Mile 12: It's Not Just a Competition

Running is different than so many of the other endeavors I've undertaken. Multiple apps can monitor my progress, tracking pace, distance, heart rate, and cadence. And while it is incredibly empowering to put in the hard work and see immediate and concrete results, it's also tempting to get lost in all the numbers. And then there are all of the people running with me, running past me. I'm not going to pretend that it isn't disappointing to get passed, that it isn't a bit discouraging to realize that I will have to scroll through dozens and dozens of names before finding mine on the results page, but those things really don't matter. I am stronger and healthier and happier than I was when I started running one year ago. That's what is important.

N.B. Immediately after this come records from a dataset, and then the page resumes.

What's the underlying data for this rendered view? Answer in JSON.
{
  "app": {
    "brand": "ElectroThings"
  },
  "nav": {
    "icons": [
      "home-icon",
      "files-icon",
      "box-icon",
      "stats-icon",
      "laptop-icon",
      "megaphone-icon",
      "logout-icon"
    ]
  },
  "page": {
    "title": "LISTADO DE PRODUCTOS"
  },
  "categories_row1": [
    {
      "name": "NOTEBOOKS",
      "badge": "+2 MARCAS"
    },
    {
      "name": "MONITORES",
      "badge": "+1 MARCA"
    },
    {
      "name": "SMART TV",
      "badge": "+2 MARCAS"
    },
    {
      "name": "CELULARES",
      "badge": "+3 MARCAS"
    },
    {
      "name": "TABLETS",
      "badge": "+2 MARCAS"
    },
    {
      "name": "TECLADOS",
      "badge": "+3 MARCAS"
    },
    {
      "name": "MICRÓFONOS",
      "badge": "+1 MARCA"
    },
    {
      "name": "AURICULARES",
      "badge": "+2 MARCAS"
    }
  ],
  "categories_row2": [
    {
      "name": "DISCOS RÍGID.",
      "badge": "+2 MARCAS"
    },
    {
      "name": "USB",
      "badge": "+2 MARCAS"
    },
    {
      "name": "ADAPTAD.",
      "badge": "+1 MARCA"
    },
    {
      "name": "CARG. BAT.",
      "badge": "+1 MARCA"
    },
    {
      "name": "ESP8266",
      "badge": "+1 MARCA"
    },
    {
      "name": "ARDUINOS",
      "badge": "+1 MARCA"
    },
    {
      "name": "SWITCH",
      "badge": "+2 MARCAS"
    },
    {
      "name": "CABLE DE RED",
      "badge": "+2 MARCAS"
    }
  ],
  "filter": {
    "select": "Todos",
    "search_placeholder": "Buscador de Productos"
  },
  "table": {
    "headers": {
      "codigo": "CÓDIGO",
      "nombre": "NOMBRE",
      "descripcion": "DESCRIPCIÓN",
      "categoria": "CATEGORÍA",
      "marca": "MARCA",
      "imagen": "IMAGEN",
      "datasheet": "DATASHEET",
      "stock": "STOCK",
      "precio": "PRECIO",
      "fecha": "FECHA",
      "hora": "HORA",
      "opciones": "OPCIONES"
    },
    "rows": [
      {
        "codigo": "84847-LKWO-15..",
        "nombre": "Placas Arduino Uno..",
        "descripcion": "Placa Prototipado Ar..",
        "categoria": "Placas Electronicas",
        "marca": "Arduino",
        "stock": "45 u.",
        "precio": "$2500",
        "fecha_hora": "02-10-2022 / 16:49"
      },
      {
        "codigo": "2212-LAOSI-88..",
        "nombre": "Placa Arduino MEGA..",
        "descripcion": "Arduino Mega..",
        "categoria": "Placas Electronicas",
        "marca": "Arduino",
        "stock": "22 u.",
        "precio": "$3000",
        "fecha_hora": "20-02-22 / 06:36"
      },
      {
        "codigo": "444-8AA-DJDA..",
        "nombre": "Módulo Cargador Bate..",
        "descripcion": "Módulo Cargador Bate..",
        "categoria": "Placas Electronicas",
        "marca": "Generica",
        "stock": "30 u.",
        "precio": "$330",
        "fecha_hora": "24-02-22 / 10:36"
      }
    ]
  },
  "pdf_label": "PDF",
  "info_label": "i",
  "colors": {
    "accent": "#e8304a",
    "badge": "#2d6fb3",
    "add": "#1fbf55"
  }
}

Mile 13: Celebrate

With only half a mile left before reaching the finish line, I focused on a powerful memory I have of running the Hobble Creek Loop. Close to my house, it's a half mile circle around the fields behind the West YMCA. I run this path multiple times a week, but about six weeks ago I realized that could run it fast. Like really fast. Joslyn and Hayley had instructed me to incorporate speed work into my training schedule, so one evening I passed the double stroller to Curt and took off. My goal was to run half a mile as fast as I could, run the second half of the mile at an easy pace, and then repeat the pattern several times. I don't think I had ever tried to run really fast before. It felt incredible, like I could do anything. With the end almost in sight, I channeled this memory and gave the last leg of the race everything I had. I crossed the finish line and immediately found an empty patch of grass to collapse onto. All of the mistakes and little disappointments faded away. It was time to celebrate.

I can do hard things.